to provide for contingencies, or to effect savings whenever savings are made possible by or through changes in requirements, greater efficiency of operations, or other developments subsequent to the date on which such appropriation was made available. President Nixon had relied on this
other developments language as authorization to impound, for what in essence were policy reasons.9 Congress deleted the controverted clause and retained the other language to authorize reservations to maintain funds for contingencies and to effect savings made possible in carrying out the program; it added a clause permitting reserves
as specifically provided by law.10
Policy impoundments were to be reported to Congress by the President as permanent rescissions and, perhaps, as temporary deferrals.11 Rescissions are merely recommendations or proposals of the President and must be authorized by a bill or joint resolution, or, after 45 days from the presidential message, the funds must be made available for obligation.12 Temporary deferrals of budget authority for less than a full fiscal year, as provided in the 1974 law, were to be effective unless either the House of Representatives or the Senate passed a resolution of disapproval.13 With the decision in INS v. Chadha,14 voiding as unconstitutional the one-House legislative veto, it was evident that the veto provision in the deferral section of the Impoundment Control Act was no longer viable. An Administration effort to utilize the section, minus the veto device, was thwarted by court action, in which, applying established severability analysis, the court held that Congress would not have enacted the deferral provision in the absence of power to police its exercise through the veto.15 Thus, the entire deferral section was inoperative. Congress, in 1987, enacted a more restricted authority, limited to deferrals only for those purposes set out in the Anti-Deficiency Act.16

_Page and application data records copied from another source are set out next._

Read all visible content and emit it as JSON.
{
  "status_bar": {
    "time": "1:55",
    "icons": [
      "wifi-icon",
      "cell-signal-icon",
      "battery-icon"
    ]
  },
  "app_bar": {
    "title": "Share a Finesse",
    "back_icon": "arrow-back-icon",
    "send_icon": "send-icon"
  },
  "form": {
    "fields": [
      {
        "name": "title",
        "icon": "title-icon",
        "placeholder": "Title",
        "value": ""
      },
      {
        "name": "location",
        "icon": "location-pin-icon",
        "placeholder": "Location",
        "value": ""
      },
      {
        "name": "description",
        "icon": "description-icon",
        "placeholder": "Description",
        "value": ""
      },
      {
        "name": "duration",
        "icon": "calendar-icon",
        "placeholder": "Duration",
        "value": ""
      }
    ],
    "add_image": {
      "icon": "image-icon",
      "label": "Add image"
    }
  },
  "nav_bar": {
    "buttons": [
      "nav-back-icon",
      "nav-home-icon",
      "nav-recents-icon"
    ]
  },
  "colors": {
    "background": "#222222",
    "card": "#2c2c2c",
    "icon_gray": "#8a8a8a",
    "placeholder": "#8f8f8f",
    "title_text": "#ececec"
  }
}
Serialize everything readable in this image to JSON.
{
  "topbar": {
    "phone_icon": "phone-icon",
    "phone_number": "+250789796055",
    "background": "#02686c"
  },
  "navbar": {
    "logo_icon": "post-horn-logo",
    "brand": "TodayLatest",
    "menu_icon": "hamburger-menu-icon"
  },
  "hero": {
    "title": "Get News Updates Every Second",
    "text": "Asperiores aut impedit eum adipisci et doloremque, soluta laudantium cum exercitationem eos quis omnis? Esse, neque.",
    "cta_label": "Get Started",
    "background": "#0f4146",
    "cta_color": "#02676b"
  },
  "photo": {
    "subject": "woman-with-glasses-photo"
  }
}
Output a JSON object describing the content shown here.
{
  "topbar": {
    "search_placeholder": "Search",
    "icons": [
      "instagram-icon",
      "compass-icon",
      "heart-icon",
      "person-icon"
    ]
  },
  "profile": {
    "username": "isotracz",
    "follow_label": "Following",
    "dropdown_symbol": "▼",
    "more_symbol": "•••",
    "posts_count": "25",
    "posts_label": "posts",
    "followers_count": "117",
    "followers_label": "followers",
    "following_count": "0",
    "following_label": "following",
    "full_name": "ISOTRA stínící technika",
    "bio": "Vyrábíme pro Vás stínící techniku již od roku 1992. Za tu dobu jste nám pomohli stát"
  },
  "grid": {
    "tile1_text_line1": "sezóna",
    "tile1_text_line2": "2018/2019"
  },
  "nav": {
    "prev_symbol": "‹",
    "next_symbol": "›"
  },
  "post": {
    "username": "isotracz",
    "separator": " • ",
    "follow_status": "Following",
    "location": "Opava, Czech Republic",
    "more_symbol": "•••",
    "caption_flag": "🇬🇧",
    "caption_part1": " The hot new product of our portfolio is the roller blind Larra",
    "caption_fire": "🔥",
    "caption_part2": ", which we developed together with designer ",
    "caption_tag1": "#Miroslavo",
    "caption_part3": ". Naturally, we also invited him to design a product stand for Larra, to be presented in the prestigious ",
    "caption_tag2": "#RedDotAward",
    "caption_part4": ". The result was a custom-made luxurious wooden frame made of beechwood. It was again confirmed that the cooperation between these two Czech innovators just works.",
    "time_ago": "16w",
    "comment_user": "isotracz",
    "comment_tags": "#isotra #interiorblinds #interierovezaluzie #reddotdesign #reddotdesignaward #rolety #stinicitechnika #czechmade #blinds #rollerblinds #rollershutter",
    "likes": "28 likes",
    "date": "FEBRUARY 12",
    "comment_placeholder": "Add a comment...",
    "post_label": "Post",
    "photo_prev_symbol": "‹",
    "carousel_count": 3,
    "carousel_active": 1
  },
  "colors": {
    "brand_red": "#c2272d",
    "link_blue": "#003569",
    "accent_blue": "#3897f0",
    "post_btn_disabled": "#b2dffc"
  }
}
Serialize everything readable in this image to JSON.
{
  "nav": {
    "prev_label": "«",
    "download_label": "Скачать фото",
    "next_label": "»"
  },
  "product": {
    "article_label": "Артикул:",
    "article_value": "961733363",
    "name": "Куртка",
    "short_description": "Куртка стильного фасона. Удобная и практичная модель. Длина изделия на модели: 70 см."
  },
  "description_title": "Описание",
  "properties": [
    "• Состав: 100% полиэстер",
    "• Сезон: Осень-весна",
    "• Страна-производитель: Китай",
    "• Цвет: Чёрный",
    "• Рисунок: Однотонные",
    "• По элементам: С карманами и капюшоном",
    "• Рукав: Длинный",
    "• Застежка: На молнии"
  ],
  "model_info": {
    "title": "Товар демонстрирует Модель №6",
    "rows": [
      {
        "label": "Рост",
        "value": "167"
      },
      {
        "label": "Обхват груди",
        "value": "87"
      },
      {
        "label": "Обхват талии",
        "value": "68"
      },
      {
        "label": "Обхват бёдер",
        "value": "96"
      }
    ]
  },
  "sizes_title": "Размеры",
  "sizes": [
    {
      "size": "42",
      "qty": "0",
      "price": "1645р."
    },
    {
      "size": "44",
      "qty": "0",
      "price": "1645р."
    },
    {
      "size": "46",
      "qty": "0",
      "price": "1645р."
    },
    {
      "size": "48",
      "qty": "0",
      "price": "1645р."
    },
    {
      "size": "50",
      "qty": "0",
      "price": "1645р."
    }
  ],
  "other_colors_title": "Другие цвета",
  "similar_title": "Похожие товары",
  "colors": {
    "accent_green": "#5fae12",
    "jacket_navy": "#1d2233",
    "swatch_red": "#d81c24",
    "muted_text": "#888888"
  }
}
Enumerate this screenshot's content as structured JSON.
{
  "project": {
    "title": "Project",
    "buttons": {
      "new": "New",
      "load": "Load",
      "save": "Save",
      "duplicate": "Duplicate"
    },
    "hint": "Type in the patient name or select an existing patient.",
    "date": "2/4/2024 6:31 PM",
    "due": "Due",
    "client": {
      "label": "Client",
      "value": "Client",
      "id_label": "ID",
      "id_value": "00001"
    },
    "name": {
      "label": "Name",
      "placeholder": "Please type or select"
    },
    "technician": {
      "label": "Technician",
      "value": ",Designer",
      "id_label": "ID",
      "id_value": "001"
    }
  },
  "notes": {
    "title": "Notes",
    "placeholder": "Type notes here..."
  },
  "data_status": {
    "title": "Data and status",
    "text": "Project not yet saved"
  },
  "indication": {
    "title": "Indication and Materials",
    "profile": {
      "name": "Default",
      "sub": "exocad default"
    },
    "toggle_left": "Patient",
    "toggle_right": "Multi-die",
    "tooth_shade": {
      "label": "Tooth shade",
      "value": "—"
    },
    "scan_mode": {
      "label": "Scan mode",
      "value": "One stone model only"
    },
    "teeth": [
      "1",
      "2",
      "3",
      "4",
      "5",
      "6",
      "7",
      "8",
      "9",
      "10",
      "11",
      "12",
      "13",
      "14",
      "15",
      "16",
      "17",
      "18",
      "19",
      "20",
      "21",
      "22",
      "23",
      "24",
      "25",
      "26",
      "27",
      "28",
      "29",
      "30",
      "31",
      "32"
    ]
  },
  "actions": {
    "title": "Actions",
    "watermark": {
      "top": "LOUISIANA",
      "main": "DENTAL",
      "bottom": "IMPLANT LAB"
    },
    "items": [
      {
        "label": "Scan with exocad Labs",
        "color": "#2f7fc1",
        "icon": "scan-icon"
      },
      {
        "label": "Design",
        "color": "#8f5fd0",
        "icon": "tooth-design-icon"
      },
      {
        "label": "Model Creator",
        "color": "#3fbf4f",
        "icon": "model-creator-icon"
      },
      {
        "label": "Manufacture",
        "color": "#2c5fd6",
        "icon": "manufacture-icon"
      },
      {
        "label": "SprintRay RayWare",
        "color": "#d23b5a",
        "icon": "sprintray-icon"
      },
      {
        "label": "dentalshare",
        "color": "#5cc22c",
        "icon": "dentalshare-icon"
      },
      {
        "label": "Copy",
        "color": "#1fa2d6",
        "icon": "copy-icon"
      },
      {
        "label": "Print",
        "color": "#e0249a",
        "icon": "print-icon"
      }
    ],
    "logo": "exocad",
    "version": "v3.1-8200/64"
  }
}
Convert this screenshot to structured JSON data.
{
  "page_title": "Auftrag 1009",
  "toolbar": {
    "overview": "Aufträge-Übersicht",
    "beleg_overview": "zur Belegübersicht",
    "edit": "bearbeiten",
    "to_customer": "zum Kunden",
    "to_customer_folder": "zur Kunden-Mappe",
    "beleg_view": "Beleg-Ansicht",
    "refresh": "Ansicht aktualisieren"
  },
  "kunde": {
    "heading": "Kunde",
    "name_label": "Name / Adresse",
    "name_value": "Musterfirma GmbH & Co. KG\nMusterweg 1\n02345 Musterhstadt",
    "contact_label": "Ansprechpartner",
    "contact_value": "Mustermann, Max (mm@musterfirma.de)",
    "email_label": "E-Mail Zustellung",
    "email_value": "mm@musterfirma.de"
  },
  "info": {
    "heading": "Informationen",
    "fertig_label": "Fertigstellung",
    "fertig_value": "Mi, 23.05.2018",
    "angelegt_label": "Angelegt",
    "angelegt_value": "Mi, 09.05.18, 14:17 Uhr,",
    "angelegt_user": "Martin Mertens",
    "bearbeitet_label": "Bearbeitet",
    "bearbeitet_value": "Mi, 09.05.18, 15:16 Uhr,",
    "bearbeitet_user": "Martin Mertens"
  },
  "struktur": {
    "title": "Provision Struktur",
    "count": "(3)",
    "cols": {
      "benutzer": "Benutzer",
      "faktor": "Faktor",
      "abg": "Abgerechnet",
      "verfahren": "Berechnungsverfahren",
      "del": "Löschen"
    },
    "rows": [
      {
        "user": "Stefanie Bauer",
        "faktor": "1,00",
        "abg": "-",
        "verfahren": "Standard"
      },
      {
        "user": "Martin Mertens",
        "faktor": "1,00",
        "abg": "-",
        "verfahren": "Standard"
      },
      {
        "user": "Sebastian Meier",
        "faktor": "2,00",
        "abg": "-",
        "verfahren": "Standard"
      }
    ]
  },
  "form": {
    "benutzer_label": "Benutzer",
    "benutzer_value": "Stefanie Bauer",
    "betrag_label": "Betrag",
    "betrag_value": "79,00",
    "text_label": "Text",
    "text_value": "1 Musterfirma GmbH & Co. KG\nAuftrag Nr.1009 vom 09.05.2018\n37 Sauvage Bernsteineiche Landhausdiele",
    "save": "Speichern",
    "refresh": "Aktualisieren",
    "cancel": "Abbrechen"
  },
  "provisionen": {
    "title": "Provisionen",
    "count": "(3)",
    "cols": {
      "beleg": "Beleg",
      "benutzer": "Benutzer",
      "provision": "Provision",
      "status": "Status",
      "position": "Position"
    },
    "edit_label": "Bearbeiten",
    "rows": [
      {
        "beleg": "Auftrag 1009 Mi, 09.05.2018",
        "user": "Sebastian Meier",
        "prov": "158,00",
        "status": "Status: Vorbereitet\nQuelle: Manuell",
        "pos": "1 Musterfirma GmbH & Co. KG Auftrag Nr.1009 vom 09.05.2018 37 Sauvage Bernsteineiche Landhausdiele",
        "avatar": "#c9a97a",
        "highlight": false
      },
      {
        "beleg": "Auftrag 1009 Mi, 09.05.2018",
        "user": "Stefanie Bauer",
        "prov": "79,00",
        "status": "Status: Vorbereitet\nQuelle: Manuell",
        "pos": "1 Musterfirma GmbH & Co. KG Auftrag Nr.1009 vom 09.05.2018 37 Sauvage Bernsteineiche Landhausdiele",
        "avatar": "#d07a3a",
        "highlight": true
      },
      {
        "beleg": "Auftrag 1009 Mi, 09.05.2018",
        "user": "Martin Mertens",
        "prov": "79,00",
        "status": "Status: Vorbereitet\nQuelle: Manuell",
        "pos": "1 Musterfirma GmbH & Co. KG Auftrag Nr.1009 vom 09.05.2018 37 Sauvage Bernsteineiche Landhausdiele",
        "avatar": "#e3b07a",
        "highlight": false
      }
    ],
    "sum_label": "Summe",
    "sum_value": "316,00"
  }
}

With passage of the Act, the constitutional issues faded into the background; Presidents regularly reported rescission proposals, and Congress responded by enacting its own rescissions, usually topping the Presidents’. The entire field was, of course, confounded by the application of the other part of the 1974 law, the Budget Act, which restructured how budgets were received and acted on in Congress, and by the Balanced Budget and Emergency Deficit Control Act of 1985.17 This latter law was designed as a deficit-reduction forcing mechanism, so that unless President and Congress cooperate each year to reduce the deficit by prescribed amounts, a
sequestration order would reduce funds down to a mandated figure.18 Dissatisfaction with the amount of deficit reduction continues to stimulate discussion of other means, such as
expedited rescission and the line-item veto, many of which may raise some constitutional issues.